*EXERCISE DIRECTIONS*
Every line below that contains "this" is to be copied.

*RECORD SET*

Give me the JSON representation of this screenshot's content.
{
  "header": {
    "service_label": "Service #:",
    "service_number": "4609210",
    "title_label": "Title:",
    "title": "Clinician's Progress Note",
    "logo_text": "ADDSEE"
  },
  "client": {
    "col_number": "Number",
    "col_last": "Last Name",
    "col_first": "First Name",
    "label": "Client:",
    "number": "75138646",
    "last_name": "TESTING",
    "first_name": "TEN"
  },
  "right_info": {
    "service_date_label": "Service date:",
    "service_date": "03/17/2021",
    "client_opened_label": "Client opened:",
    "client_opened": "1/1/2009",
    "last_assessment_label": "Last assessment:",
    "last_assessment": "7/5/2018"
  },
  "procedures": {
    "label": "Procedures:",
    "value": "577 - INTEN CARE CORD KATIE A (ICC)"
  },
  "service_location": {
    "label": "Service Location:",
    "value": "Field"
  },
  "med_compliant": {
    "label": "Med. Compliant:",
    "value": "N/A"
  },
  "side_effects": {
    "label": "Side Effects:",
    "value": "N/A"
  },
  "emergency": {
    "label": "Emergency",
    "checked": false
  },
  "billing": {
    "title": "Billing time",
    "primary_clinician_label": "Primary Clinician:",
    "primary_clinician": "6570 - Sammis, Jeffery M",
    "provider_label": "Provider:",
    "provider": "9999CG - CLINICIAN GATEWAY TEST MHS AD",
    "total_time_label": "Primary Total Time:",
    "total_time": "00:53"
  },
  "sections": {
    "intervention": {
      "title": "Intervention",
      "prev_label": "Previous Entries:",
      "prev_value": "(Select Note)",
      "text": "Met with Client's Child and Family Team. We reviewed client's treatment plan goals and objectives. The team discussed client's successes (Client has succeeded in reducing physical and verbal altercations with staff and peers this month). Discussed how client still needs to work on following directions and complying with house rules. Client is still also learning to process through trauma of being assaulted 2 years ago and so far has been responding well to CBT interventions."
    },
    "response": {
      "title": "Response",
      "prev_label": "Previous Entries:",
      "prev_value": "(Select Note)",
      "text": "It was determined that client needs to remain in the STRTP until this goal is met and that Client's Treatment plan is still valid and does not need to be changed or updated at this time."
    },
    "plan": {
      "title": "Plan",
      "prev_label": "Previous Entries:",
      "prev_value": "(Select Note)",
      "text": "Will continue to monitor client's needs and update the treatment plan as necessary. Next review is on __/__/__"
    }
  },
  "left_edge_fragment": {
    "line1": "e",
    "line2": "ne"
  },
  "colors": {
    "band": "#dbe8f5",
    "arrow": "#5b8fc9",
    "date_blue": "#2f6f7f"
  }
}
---
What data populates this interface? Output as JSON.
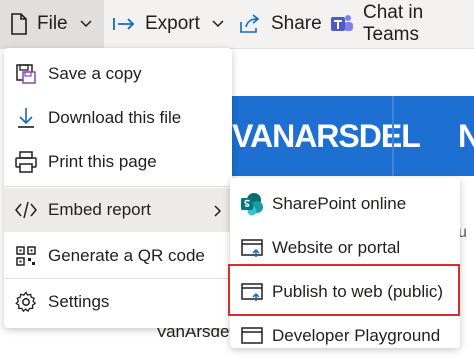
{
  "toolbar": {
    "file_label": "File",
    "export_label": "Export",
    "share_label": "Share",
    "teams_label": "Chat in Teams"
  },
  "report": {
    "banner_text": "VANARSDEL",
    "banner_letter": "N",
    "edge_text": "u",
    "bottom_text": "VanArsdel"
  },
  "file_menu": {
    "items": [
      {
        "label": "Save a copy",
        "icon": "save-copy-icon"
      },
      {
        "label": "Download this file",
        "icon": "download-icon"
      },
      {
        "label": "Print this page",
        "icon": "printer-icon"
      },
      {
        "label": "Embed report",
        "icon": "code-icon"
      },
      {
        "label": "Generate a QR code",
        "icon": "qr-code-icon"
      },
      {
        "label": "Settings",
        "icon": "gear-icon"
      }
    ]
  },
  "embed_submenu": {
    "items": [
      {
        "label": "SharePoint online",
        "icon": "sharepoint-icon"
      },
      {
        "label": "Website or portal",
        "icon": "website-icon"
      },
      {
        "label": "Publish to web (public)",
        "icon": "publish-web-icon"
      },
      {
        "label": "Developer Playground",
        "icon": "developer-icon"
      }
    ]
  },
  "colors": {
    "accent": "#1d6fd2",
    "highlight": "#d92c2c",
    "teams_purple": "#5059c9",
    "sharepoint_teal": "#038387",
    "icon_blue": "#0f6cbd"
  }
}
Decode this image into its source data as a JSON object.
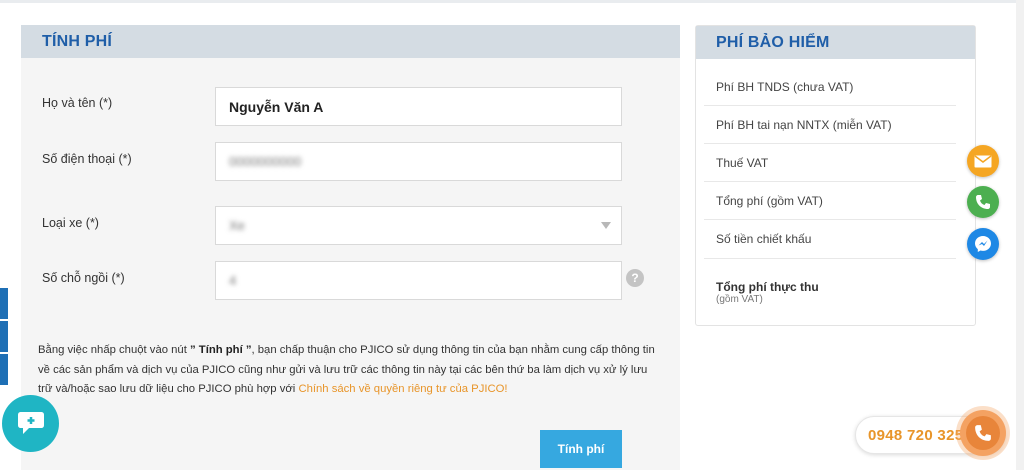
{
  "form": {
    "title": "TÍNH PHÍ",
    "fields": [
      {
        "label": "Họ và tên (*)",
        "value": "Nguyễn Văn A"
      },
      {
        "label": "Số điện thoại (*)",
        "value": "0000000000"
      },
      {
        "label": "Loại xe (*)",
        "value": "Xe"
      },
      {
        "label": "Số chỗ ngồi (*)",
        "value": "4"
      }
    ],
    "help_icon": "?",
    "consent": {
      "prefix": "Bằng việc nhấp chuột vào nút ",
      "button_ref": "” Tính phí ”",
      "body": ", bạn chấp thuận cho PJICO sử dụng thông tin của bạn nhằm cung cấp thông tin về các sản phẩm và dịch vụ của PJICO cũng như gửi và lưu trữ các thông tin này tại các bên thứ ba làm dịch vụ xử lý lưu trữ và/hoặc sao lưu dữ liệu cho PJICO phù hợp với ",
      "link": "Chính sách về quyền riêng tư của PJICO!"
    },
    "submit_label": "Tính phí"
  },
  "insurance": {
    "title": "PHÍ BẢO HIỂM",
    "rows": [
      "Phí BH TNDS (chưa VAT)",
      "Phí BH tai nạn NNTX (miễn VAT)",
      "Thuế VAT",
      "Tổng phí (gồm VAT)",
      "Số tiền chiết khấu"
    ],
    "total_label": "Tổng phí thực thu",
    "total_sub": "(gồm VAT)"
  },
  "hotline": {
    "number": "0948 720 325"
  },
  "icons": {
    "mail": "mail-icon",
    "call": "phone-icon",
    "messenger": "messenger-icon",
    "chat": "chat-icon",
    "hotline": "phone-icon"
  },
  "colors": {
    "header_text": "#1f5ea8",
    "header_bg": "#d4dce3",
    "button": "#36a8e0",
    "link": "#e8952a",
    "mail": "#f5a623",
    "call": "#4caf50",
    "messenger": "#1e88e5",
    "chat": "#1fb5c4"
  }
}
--
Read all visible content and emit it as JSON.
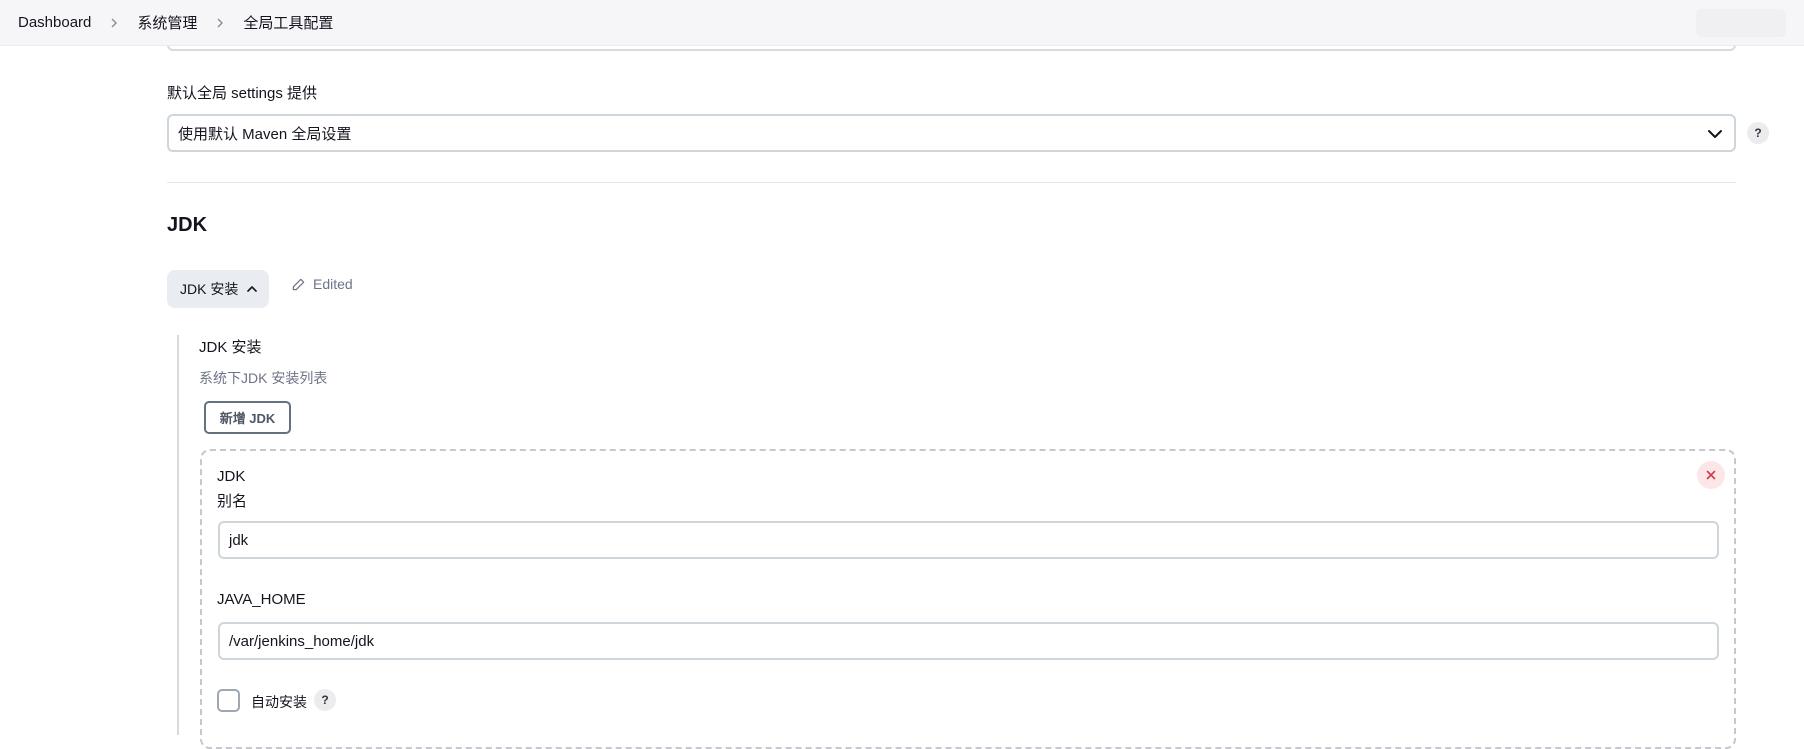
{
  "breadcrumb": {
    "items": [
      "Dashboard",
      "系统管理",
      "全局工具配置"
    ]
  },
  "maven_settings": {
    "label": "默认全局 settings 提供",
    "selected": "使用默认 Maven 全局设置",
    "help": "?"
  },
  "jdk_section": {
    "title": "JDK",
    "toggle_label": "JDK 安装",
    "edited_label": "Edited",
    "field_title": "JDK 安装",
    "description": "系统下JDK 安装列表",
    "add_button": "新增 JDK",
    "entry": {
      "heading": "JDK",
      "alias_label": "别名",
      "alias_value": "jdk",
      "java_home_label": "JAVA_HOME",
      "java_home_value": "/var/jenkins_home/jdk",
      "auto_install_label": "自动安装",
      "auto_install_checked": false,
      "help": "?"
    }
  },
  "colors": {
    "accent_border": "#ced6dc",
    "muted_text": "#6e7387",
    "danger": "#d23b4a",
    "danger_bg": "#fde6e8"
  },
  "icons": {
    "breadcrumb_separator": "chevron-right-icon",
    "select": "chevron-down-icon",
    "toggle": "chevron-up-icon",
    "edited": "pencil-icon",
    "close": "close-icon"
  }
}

*ANSWER SECTION*
Give me the JSON representation of this screenshot's content.
      "text": "Met with Client's Child and Family Team. We reviewed client's treatment plan goals and objectives. The team discussed client's successes (Client has succeeded in reducing physical and verbal altercations with staff and peers this month). Discussed how client still needs to work on following directions and complying with house rules. Client is still also learning to process through trauma of being assaulted 2 years ago and so far has been responding well to CBT interventions."
      "text": "It was determined that client needs to remain in the STRTP until this goal is met and that Client's Treatment plan is still valid and does not need to be changed or updated at this time."
What data populates this interface? Output as JSON.
        "label": "Download this file",
        "label": "Print this page",
Decode this image into its source data as a JSON object.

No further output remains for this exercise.